  • Julia Metag University of Münster, Department of Communication http://orcid.org/0000-0003-4328-6419
  • Caroline Dalmus University of Applied Sciences of the Grisons, SII Swiss Institute for Information Science
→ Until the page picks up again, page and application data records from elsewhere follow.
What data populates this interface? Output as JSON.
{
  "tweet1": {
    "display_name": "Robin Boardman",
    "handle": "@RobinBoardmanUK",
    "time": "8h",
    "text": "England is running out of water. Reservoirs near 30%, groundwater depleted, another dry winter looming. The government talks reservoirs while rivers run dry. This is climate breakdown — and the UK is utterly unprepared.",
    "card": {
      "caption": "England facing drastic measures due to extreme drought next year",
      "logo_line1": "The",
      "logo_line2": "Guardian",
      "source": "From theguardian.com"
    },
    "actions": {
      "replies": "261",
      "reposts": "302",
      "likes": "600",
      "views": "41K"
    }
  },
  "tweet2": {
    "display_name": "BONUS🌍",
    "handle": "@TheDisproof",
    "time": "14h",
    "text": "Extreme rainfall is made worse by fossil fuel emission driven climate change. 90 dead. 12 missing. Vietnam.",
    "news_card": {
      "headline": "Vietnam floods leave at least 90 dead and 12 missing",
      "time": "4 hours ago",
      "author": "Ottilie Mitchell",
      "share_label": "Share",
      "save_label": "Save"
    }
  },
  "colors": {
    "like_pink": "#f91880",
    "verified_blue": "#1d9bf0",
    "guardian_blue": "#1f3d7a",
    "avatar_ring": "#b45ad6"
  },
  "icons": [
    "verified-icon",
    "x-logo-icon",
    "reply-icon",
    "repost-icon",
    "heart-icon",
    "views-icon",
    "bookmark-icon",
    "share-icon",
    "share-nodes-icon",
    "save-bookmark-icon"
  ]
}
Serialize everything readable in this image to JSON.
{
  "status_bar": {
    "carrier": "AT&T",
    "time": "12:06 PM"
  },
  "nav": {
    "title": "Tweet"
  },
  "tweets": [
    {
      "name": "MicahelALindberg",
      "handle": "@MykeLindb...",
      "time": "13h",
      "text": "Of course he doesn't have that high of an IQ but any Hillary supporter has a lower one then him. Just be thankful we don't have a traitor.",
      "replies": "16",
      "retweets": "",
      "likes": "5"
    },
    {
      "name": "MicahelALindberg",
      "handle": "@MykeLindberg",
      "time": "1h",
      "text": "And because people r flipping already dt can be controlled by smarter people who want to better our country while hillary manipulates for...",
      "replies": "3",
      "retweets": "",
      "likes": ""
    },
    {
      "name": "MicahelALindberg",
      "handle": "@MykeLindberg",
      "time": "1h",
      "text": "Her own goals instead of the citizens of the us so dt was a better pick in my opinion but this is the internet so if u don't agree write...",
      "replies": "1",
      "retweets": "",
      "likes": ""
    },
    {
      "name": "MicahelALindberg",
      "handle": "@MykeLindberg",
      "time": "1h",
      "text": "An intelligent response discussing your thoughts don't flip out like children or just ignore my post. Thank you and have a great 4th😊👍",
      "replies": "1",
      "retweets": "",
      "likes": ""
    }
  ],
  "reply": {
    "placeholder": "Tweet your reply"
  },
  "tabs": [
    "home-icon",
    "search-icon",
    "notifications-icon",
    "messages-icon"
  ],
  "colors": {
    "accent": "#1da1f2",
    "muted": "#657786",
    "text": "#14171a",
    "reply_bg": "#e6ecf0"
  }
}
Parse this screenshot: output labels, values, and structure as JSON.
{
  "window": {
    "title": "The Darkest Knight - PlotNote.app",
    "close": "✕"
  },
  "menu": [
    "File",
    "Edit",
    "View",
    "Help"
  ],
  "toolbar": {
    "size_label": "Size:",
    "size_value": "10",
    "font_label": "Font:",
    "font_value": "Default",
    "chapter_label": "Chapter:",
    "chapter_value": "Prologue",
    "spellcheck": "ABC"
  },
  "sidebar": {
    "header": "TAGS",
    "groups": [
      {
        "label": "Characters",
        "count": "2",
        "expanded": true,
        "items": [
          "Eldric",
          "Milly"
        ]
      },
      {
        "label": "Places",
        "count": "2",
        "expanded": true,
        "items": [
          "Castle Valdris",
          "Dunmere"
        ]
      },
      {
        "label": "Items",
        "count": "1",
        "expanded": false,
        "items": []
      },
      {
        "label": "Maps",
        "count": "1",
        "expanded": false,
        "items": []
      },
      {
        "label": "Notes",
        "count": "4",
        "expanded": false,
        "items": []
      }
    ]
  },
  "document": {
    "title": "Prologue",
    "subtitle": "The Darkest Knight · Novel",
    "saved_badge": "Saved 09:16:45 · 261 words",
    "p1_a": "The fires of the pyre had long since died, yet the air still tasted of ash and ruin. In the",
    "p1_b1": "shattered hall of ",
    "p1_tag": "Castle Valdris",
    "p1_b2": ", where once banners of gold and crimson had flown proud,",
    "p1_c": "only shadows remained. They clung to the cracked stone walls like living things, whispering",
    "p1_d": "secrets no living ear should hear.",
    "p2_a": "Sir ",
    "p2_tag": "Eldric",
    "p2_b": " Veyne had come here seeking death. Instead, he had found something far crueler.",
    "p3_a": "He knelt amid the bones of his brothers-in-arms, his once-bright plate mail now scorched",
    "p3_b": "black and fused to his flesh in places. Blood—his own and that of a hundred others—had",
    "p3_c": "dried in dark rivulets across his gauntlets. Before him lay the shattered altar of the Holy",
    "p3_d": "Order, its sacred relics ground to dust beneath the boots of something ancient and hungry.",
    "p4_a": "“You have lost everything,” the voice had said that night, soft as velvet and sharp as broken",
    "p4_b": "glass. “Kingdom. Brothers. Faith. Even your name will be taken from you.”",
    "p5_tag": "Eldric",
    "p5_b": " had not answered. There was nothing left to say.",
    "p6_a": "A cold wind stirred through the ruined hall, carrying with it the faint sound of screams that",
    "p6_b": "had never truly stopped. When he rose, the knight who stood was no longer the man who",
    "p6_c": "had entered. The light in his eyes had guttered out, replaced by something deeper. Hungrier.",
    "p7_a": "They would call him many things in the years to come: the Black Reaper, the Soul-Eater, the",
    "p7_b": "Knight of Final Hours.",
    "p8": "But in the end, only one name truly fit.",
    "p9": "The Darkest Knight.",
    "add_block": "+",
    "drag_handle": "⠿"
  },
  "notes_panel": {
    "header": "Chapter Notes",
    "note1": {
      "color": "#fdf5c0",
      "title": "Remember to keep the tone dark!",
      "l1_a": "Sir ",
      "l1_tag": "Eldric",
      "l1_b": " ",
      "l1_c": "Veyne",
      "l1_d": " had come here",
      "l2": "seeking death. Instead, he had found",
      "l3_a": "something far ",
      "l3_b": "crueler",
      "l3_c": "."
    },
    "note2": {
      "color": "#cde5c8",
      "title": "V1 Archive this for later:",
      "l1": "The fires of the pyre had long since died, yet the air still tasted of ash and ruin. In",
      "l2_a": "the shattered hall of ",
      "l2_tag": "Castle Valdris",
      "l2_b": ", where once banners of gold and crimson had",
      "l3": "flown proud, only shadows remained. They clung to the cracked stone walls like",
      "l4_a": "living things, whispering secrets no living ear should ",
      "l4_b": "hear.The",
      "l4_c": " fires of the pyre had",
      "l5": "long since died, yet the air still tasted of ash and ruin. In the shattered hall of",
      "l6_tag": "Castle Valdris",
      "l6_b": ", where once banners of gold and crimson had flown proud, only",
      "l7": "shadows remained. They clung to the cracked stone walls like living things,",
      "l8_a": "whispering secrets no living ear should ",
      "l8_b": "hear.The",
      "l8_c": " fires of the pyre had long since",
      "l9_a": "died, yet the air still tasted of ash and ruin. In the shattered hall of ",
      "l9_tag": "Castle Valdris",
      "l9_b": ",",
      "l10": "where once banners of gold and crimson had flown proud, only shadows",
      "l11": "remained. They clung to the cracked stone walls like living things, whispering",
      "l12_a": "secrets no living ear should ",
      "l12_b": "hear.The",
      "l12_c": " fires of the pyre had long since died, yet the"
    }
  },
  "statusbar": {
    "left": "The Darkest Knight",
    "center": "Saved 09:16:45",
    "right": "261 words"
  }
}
The financial crisis in Europe and the United States, the war in Syria, the refugee crisis, and terrorist attacks – crises seem to permeate everyday life and make headlines. Crisis as a central, persistent element of modern life has been the subject of scholarly discussions in various disciplines. Political communication research approaches crisis from two different angles. First, political crisis communication research deals with communication about political crises, such as political upheavals, protests, and subversions of governments and presidents. One of the most recent examples of a political crisis comes from Venezuela, where political changes and problems, such as corruption and undemocratic governance, have brought about economic problems (hyperinflation), a rising crime rate, hunger, and disease. Second, many other types of crises involve political communication because they also lead to policy reactions or at least discussion on their political aspects. For example, natural disasters typically provoke public discussion on the roles of political organizations and actors before, during, and after these disasters and the consequences for policy.




How to Cite

Metag, J., & Dalmus, C. (2019). Political communication in and about crises – Introduction to the Thematic Section. Studies in Communication Sciences, 19(1), 65–68. https://doi.org/10.24434/j.scoms.2019.01.005